Note: This route description is the first segment of a day that also includes Treasury Mountain. The overall mileage and elevation gain estimates reflects that inclusion.
The most significant difficulty of this hike may be finding a way across the Crystal River from the town. In 1998, we inquired with a local resident who told us to walk east past the last cabin and turn south to cross the creek. She mentioned a former bridge that was no longer there. A trail led down to the water and we found the river divided into 3 separate channels, separated by willow-covered islands. The third channel posed the greatest difficulty but we managed to get across dry on an unsteady, fallen tree and some rocks.
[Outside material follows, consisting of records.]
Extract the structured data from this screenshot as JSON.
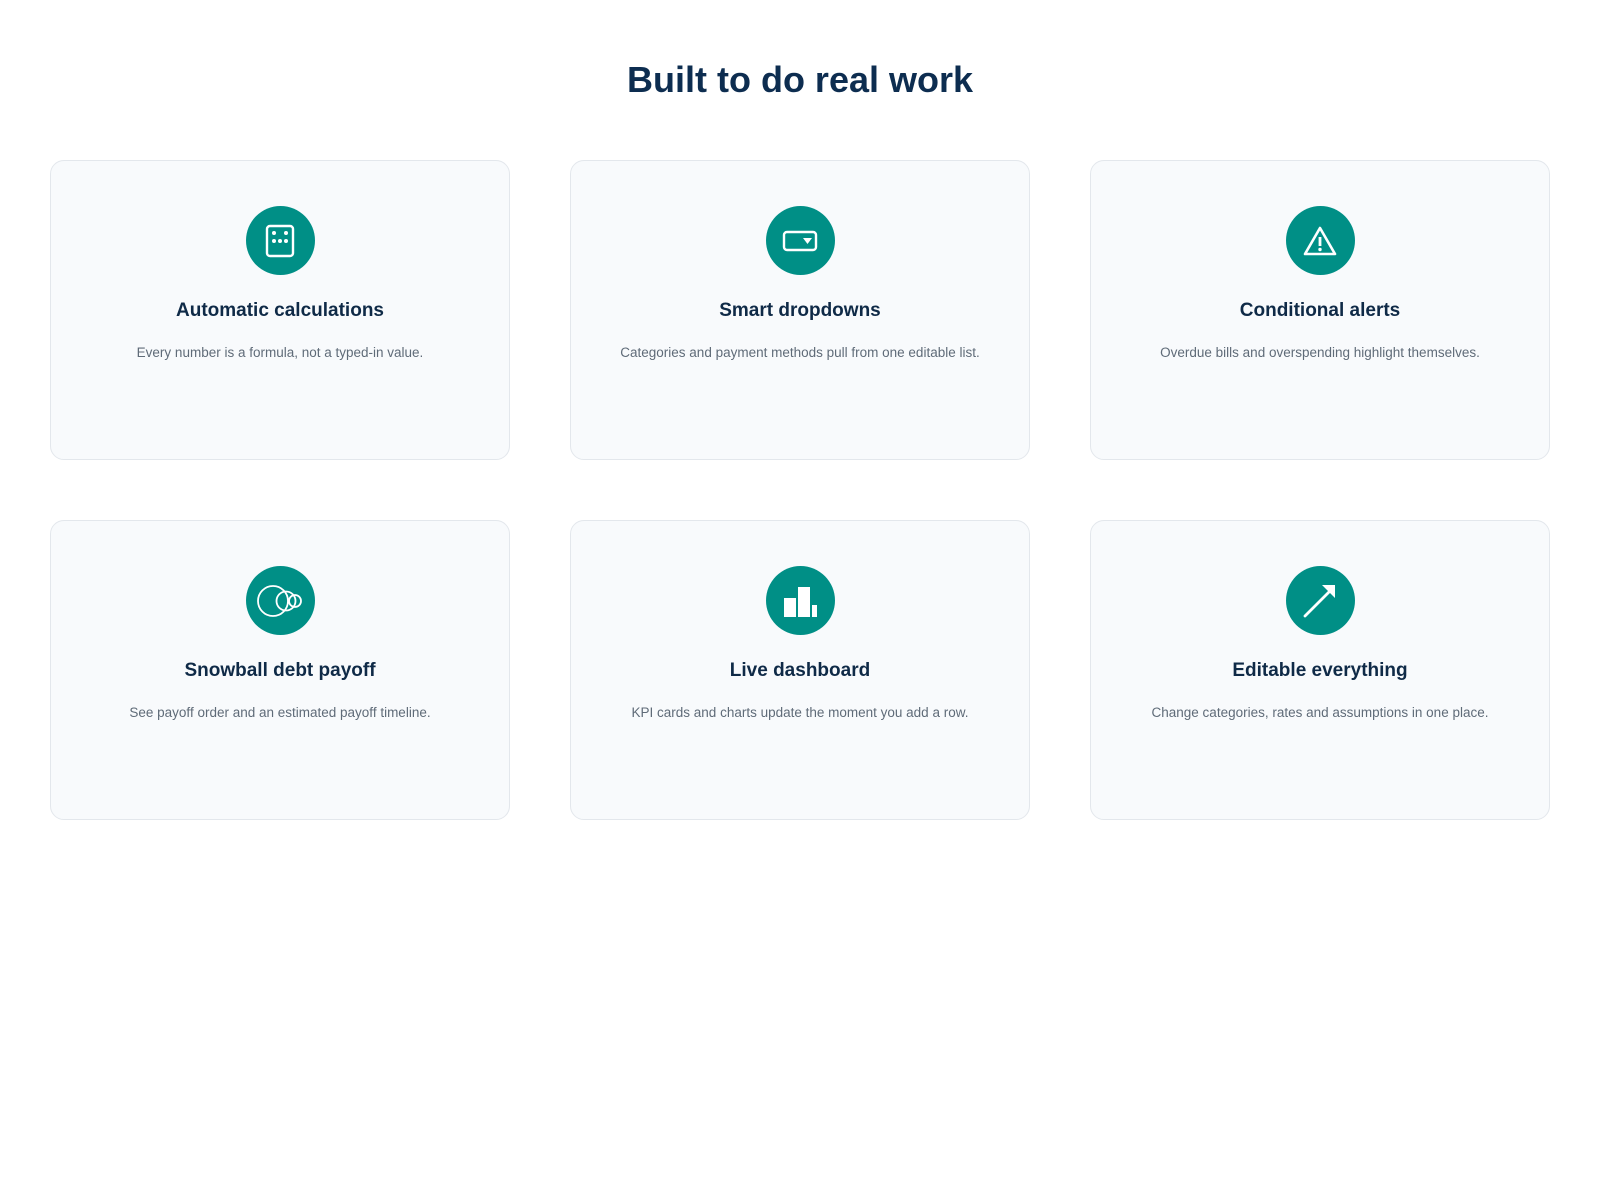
{
  "section": {
    "title": "Built to do real work"
  },
  "colors": {
    "accent": "#008f86",
    "heading": "#0d2d50",
    "card_background": "#f8fafc",
    "card_border": "#e3e7ec",
    "description": "#5f6b78"
  },
  "features": [
    {
      "icon": "calculator-icon",
      "title": "Automatic calculations",
      "description": "Every number is a formula, not a typed-in value."
    },
    {
      "icon": "dropdown-icon",
      "title": "Smart dropdowns",
      "description": "Categories and payment methods pull from one editable list."
    },
    {
      "icon": "warning-icon",
      "title": "Conditional alerts",
      "description": "Overdue bills and overspending highlight themselves."
    },
    {
      "icon": "snowball-icon",
      "title": "Snowball debt payoff",
      "description": "See payoff order and an estimated payoff timeline."
    },
    {
      "icon": "bar-chart-icon",
      "title": "Live dashboard",
      "description": "KPI cards and charts update the moment you add a row."
    },
    {
      "icon": "trend-arrow-icon",
      "title": "Editable everything",
      "description": "Change categories, rates and assumptions in one place."
    }
  ]
}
The 9th edition of the "Guide To the Colorado Mountains" makes mention of a book by John Beyer, "Hikes and Climbs from Crystal," that describes crossing either on "an Outward Bound suspension bridge or on logs behind the southernmost house." Take that beta for what it's worth. Once you find a way across, head south up a steep embankment to an old roadbed and follow this east until it disappears. Continue bushwhacking through logs and underbrush, climbing up a steep slope to locate a vague trail on the west side of the creek that drains Bear Basin.
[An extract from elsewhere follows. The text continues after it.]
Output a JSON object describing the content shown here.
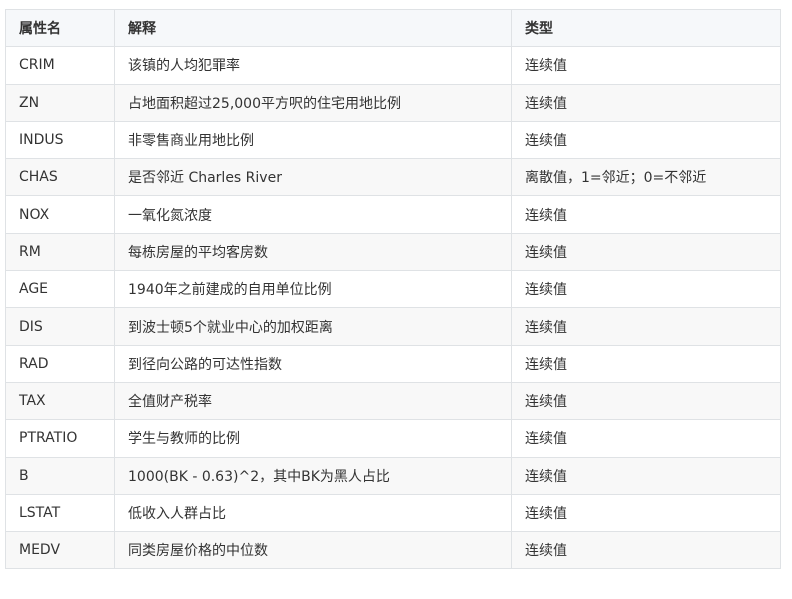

Most of the hike up along the creek is out of the forest, however that does not make the going any easier. The open field you initially encounter will be covered in a lush undergrowth and whatever trail you find will likely become lost in that vegetation. (Perhaps now, 17 years after recording this trip, a better trail has evolved.) Higher up, you may be able to regain the trail if you've lost it, once you clear the dense growth. Prepare to be soaked if it's rained recently. The lush vegetation continues quite a long ways into the upper basin. Above 10,300 feet, follow the west fork and further up, the tall vegetation gives way to lower growing tundra. Streams of water will be cascading across giant slabs of rock and the "Chimneys of Treasure Mountain" will loom dramatically to the west. At 11,800 feet, turn directly south and head towards the saddle just west of Pt.13,407. In early season, expect snowfields up to the saddle. Ice axe will be useful and/or microspikes. In later season, expect rocky rubble. The saddle is not difficult to gain.
At the saddle, turn west and follow the long ridge crest, first hiking over Pt.13,211, then losing about 100 feet and then continuing on mostly tundra with minimal rock to the summit. From this summit, you'll enjoy a spectacular view of the Snowmass massif to the north and the Ruby Range to the south with Yule Lakes sitting at the southern foot of Treasure Mtn.
Links to other information, routes & trip reports for this peak that may be helpful.